Task prompt: Exactly as they appear, output all of the records. Skip any images.

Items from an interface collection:
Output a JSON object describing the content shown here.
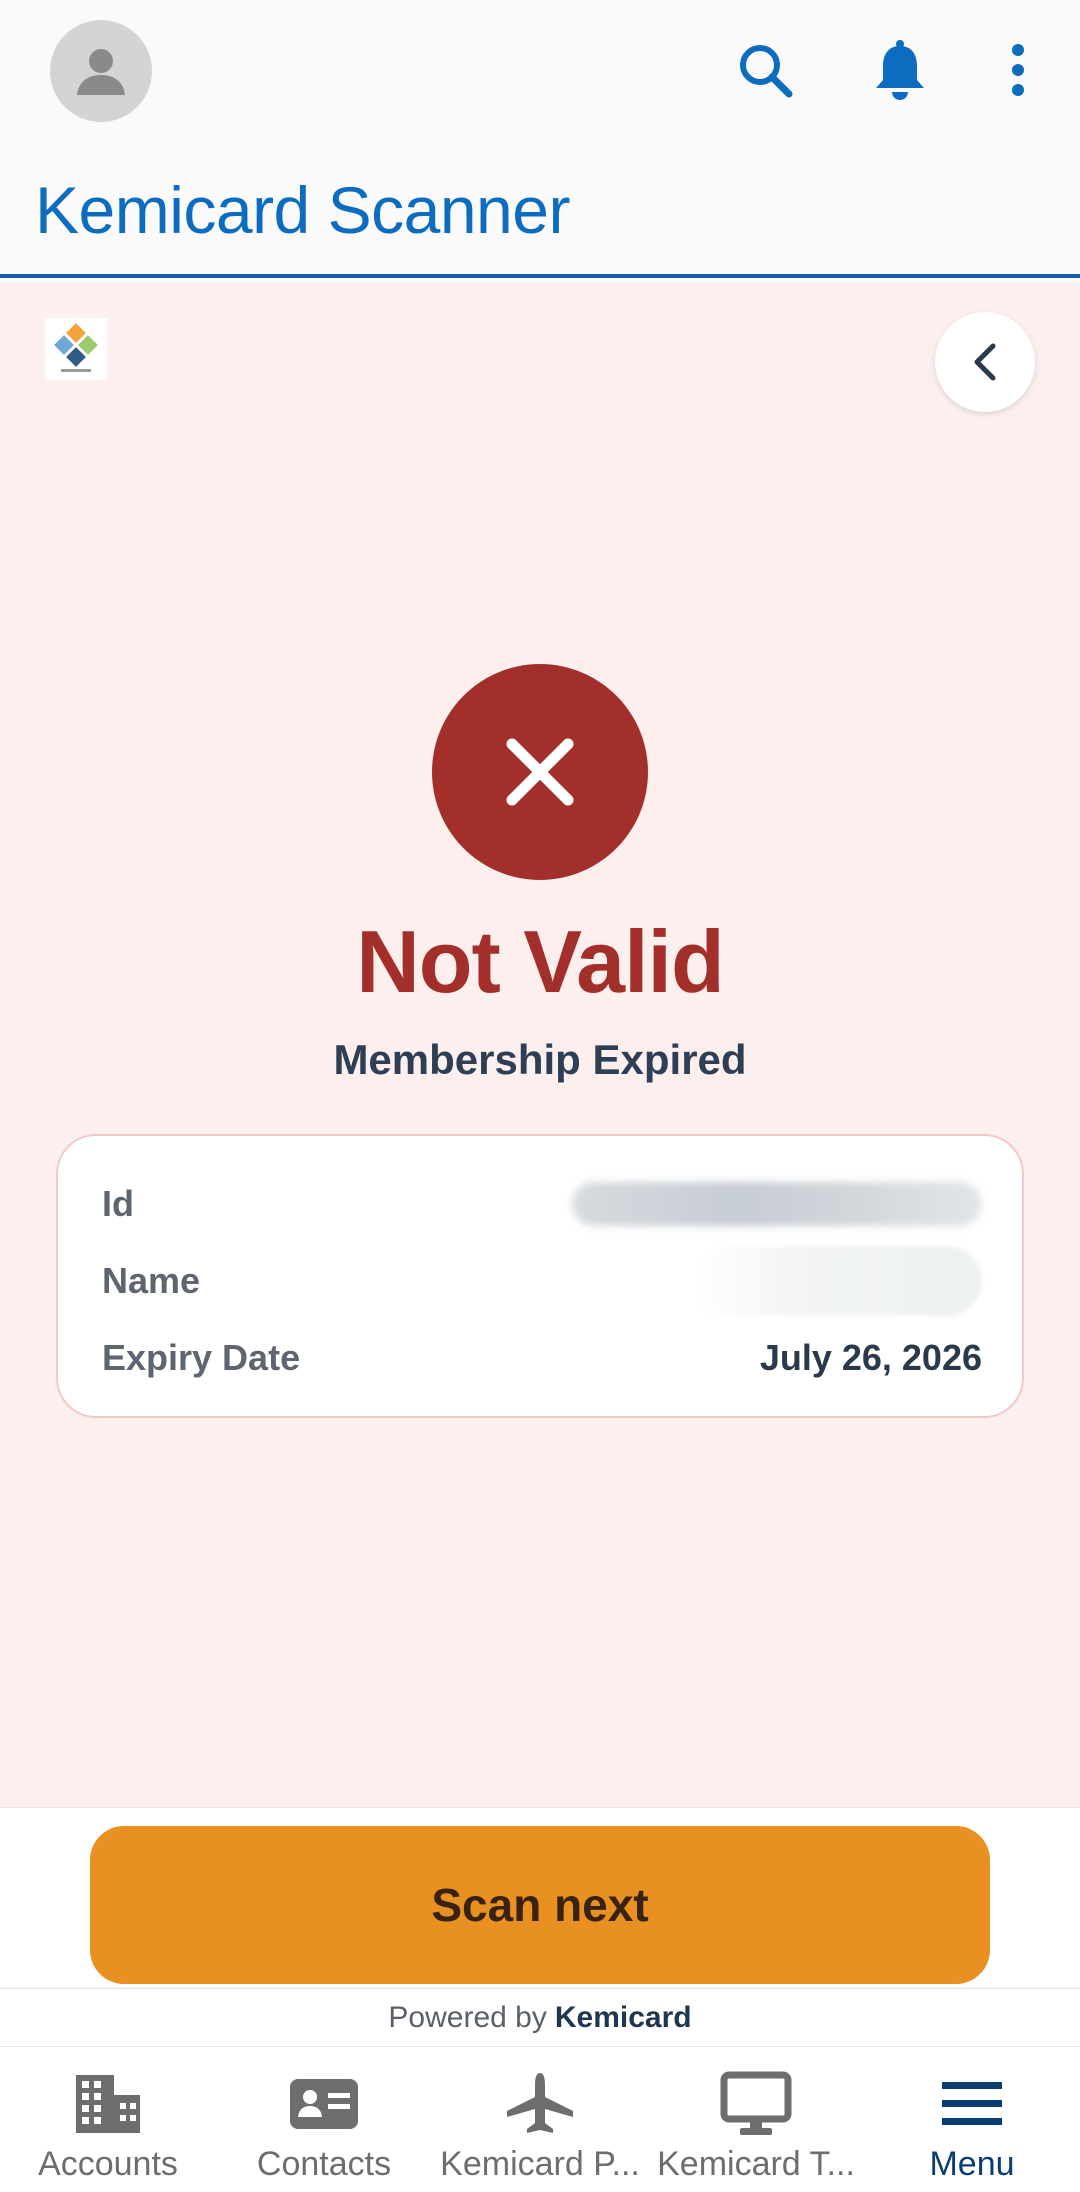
{
  "header": {
    "title": "Kemicard Scanner",
    "icons": [
      "avatar-icon",
      "search-icon",
      "bell-icon",
      "more-vertical-icon"
    ]
  },
  "result": {
    "status_title": "Not Valid",
    "status_subtitle": "Membership Expired",
    "status_icon": "close-icon",
    "card": {
      "rows": [
        {
          "label": "Id",
          "value": ""
        },
        {
          "label": "Name",
          "value": ""
        },
        {
          "label": "Expiry Date",
          "value": "July 26, 2026"
        }
      ]
    }
  },
  "actions": {
    "scan_next_label": "Scan next"
  },
  "footer": {
    "powered_prefix": "Powered by",
    "powered_brand": "Kemicard"
  },
  "nav": {
    "items": [
      {
        "label": "Accounts",
        "icon": "building-icon"
      },
      {
        "label": "Contacts",
        "icon": "contact-card-icon"
      },
      {
        "label": "Kemicard P...",
        "icon": "airplane-icon"
      },
      {
        "label": "Kemicard T...",
        "icon": "monitor-icon"
      },
      {
        "label": "Menu",
        "icon": "menu-icon"
      }
    ]
  },
  "colors": {
    "brand_blue": "#0b6cc0",
    "invalid_red": "#a32f2b",
    "panel_bg": "#fcefee",
    "accent_orange": "#e89122",
    "nav_active": "#0a3d72"
  }
}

Task response:
Output a JSON object describing the content shown here.
{
  "header": {
    "title": "Kemicard Scanner",
    "icons": [
      "avatar-icon",
      "search-icon",
      "bell-icon",
      "more-vertical-icon"
    ]
  },
  "result": {
    "status_title": "Not Valid",
    "status_subtitle": "Membership Expired",
    "status_icon": "close-icon",
    "card": {
      "rows": [
        {
          "label": "Id",
          "value": ""
        },
        {
          "label": "Name",
          "value": ""
        },
        {
          "label": "Expiry Date",
          "value": "July 26, 2026"
        }
      ]
    }
  },
  "actions": {
    "scan_next_label": "Scan next"
  },
  "footer": {
    "powered_prefix": "Powered by",
    "powered_brand": "Kemicard"
  },
  "nav": {
    "items": [
      {
        "label": "Accounts",
        "icon": "building-icon"
      },
      {
        "label": "Contacts",
        "icon": "contact-card-icon"
      },
      {
        "label": "Kemicard P...",
        "icon": "airplane-icon"
      },
      {
        "label": "Kemicard T...",
        "icon": "monitor-icon"
      },
      {
        "label": "Menu",
        "icon": "menu-icon"
      }
    ]
  },
  "colors": {
    "brand_blue": "#0b6cc0",
    "invalid_red": "#a32f2b",
    "panel_bg": "#fcefee",
    "accent_orange": "#e89122",
    "nav_active": "#0a3d72"
  }
}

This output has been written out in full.